One of the initiatives I’ve been very involved in is Startup Colorado which we launched a few months ago. I also gave my first Startup America webinar today to a bunch of entrepreneurs who are members of Startup America Partnership about fundraising. And there’s a lot more coming to entrepreneurs who are members of the Startup America Partnership.
So – sign up now. If you are a Colorado-based company, this will automatically get you into the Startup Colorado infrastructure as well at the Startup America Partnership. If you are in any other state, you’ll be part of the whole Startup America Partnership as well as your state when they launch (if they haven’t already).
My simple appeal to all entrepreneurs in Colorado – please sign up. There is no cost to you. There are tons of benefits. It helps us more efficiently connect with you and engage you in the Colorado startup community and we want to show the world how powerful the startup community is in Colorado. Plus, I’m now in a heated match for the number of startups – competing with David Cohen and the other TechStars Managing Directors (David Tisch, Katie Rae, Andy Sack, Nicole Glaros, and Jason Seats.) You wouldn’t want them to show me up, now would you.
Sign up. And help everyone in America win as we create more and more entrepreneurial companies together.

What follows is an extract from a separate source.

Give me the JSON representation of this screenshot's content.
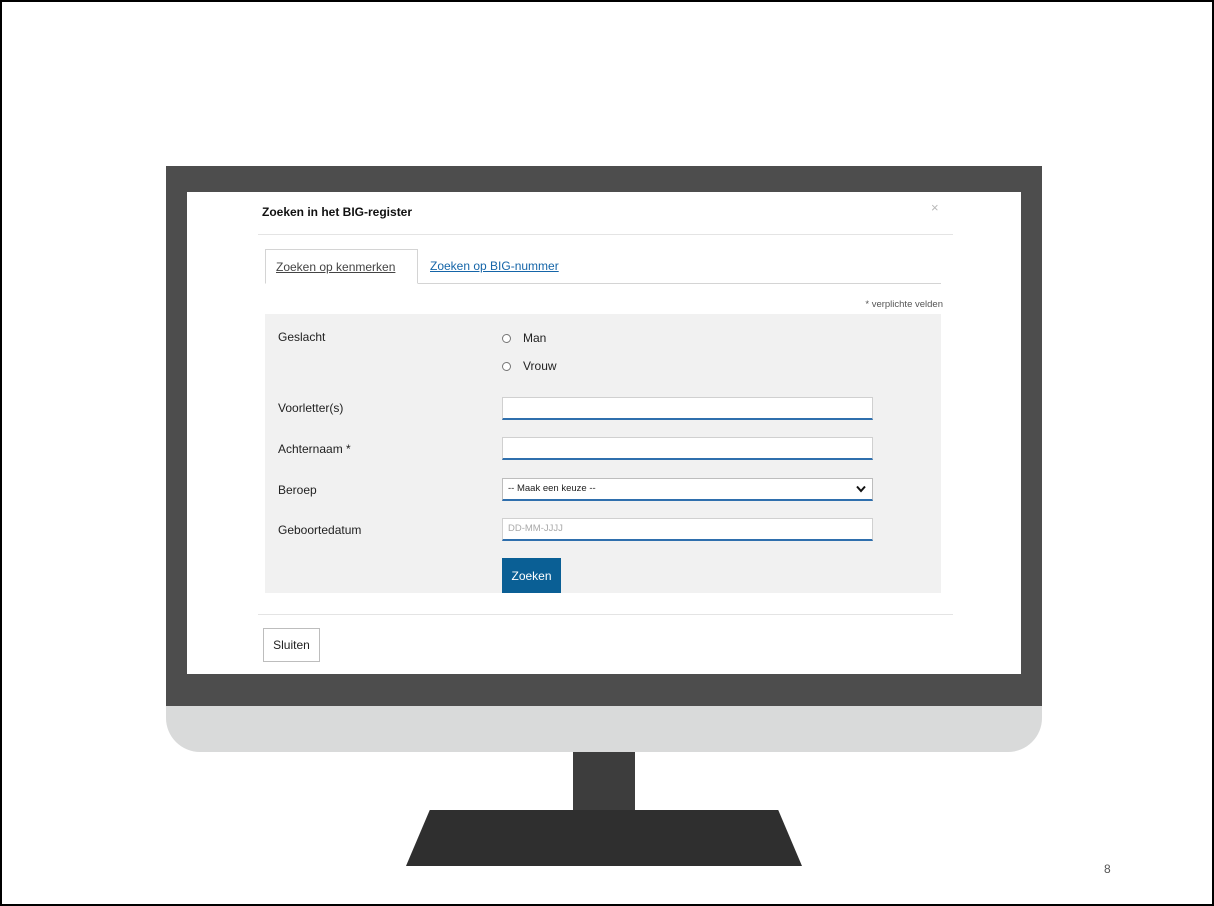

If your company is interested in joining Startup Summer, please email me and I’ll get you plugged in.
Startup Summer, a new program from Startup Colorado, will bring hard working, passionate college-age entrepreneurs to Boulder to work as summer interns for startup companies. We are looking for a total of 30 Boulder-based early-stage companies to participate as we are going to try to accomodate 30 students from around Colorado in the first year.
In exchange for free housing in CU-Boulder campus dorms, Startup Summer interns will spend the summer in Boulder interning with companies, learning about the world of startups, and building entrepreneurial business skills. We will hold a “meet the applicants” Startup Summer Speed Dating Night in the spring of 2012. At Speed Dating Night, a pre-screened pool of intern applicants will attend an open networking event in which companies will meet the various applicants in rounds of short interviews. Afterwards, Startup Summer coordinators will match company preferences with applicant preferences to match interns with companies.
Throughout the summer, interns will work during the day at the company that hires them; in the evenings, they will attend various dinners, events, and workshops. At the end of the summer interns will go through a TechStars-like Pitch Night during which any company can come hear their pitch about “what I learned about starting a business” which has the subtext of “why you should hire me as your next employee.”
We are looking for the first 25 startup companies who will commit the following to the entrepreneur interns:
In return, Startup Summer will commit to you:
Startup Summer is organized and run by Tim Enwall, David Hose, and David Mangum; it is one of multiple projects being developed by Startup Colorado, an initiative to spur new company creation and entrepreneurial spirit throughout the Colorado’s Front Range. Startup Summer has hired a CU student, Eugene Wan, as a Program Coordinator to assist with logistics relevant to applicant recruitment, initial application processing (vetting applicants for Speed Dating Night), intern move-in, and intern activities during the summer. Although certain skill sets like computer programming might be particularly valuable, Startup Summer is designed to be open to any student with demonstrated passion, dependability, and learning ability.
Companies such as Tendril, SendGrid, Rally, Integrate, Gnip, Orbotix, Trada, Next Big Sound, LinkSmart, Standing Cloud, Sympoz, NewsGator, and TechStars have already committed so you’ll be in good company.
If your company is interested in joining Startup Summer, please email me and I’ll get you plugged in.